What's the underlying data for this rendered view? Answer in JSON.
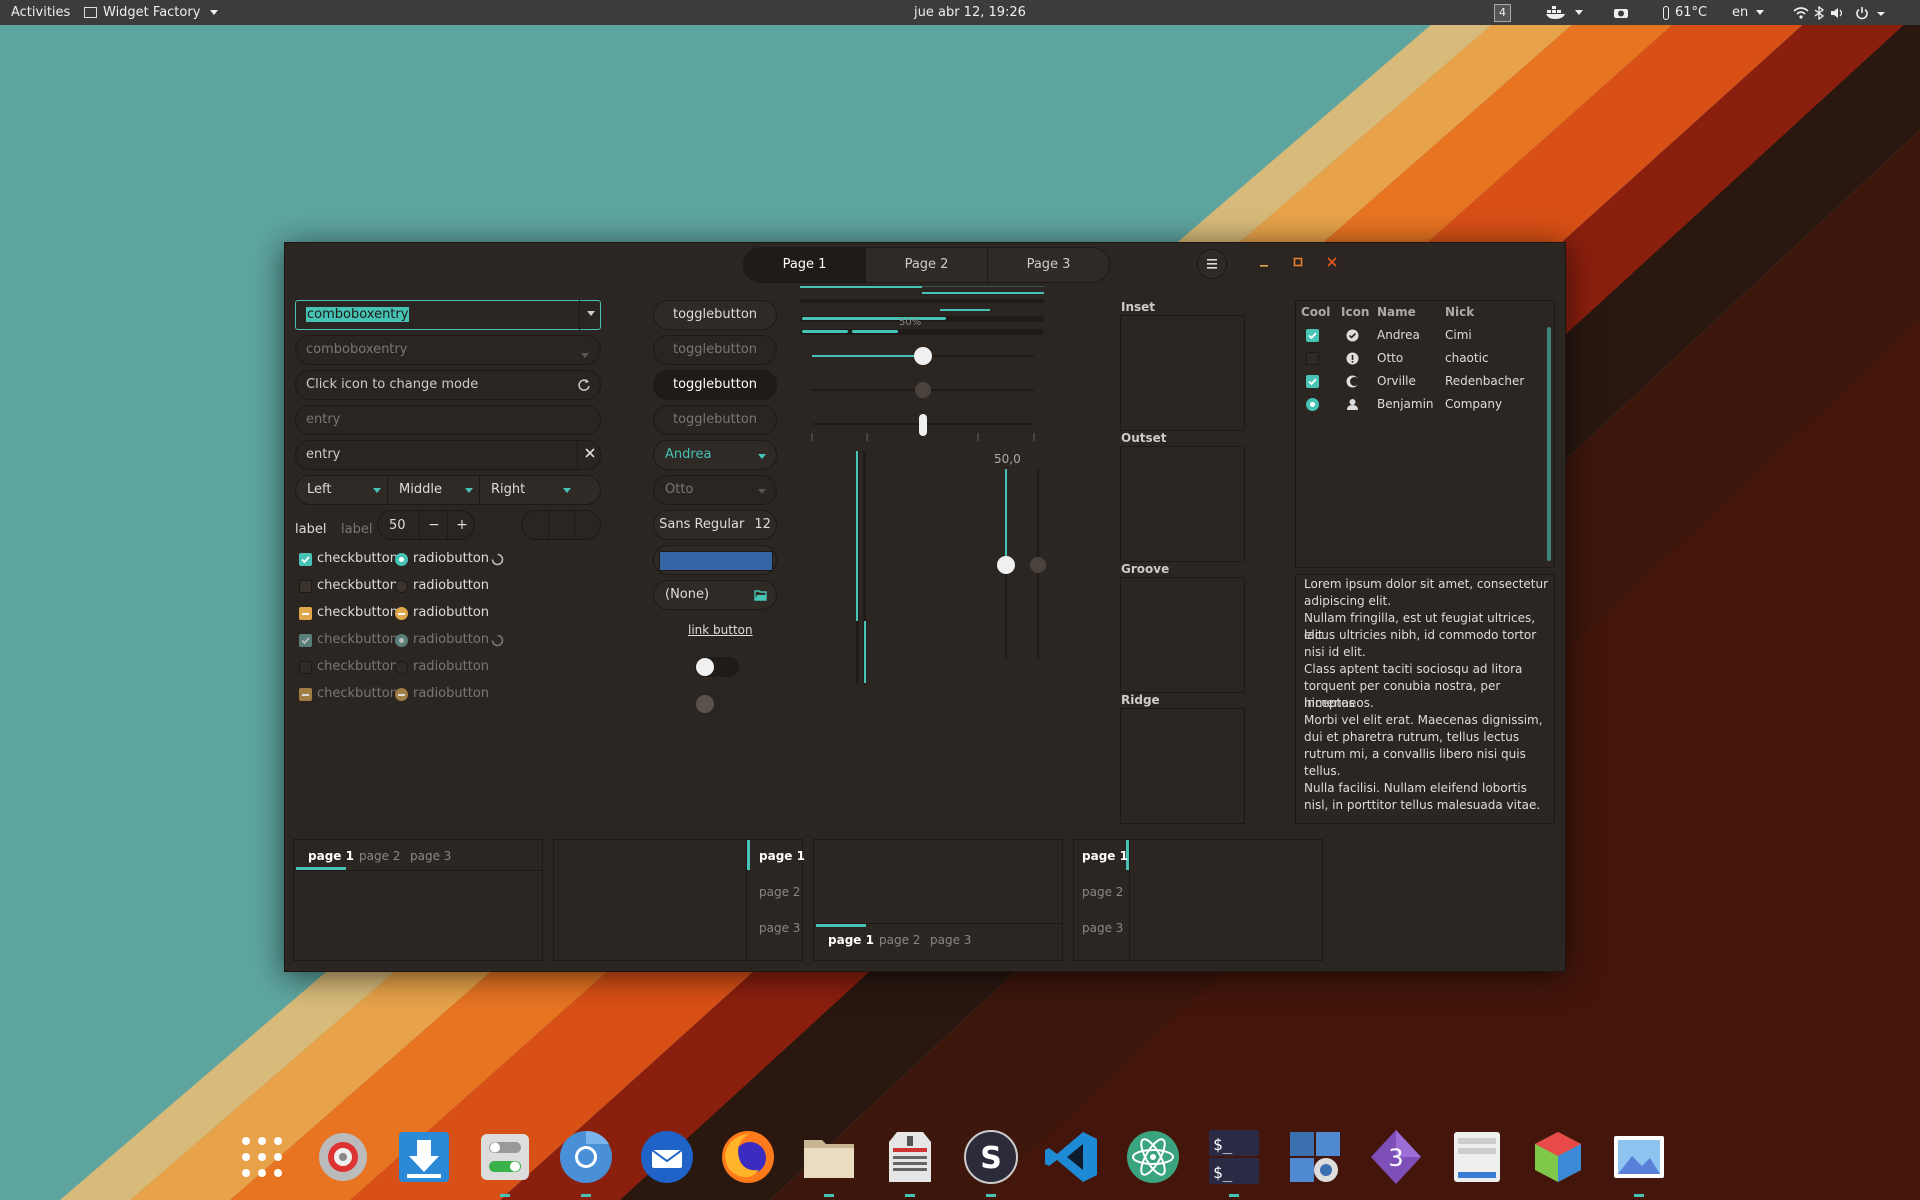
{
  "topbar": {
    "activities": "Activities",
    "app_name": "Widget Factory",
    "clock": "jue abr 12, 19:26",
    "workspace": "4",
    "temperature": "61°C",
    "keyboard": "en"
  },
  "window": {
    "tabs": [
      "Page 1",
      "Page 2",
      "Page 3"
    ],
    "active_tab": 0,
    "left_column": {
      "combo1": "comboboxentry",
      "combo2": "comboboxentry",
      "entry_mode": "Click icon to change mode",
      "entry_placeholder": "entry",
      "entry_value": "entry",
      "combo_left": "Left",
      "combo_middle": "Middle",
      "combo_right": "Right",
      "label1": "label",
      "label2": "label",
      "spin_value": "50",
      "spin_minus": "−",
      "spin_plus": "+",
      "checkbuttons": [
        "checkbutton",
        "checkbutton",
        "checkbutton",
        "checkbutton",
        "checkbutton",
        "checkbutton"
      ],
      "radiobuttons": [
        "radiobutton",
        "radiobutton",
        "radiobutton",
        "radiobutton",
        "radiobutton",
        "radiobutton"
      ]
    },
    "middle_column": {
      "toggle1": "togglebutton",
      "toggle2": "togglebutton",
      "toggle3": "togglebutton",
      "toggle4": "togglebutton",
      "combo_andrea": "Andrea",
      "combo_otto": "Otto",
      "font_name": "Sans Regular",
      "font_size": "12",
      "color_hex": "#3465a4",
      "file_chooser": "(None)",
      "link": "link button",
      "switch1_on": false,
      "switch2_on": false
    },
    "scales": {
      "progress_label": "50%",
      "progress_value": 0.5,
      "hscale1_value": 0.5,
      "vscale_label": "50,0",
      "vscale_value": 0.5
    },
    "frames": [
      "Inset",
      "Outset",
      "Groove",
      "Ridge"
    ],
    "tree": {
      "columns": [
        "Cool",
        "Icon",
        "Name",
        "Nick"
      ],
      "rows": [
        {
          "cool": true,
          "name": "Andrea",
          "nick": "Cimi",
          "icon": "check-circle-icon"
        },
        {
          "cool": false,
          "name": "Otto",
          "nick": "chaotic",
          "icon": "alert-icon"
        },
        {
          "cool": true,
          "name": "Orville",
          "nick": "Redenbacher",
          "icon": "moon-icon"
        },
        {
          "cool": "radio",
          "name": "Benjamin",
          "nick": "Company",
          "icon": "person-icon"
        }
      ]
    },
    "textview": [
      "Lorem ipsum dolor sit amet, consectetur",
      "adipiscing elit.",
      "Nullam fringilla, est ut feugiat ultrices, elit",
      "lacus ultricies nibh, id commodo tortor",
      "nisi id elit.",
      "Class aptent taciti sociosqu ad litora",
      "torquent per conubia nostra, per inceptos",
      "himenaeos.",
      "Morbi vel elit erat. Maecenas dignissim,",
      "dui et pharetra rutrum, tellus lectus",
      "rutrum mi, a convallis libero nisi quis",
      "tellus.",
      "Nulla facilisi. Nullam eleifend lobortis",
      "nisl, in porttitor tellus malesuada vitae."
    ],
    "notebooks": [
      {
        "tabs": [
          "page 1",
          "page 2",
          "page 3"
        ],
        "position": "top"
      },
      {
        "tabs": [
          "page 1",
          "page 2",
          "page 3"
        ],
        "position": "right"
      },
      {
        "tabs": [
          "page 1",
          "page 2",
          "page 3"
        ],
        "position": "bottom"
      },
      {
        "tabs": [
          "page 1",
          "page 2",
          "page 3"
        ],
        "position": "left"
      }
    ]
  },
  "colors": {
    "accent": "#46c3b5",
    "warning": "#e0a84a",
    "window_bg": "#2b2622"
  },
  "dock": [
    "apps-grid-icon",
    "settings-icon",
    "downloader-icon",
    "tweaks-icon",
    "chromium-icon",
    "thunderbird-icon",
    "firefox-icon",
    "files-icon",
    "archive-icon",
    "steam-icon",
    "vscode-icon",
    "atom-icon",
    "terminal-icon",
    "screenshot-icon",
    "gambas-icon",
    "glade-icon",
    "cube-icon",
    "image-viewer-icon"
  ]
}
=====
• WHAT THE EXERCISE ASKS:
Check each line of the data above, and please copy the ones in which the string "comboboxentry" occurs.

• RESULT OF THE EXERCISE:
      "combo1": "comboboxentry",
      "combo2": "comboboxentry",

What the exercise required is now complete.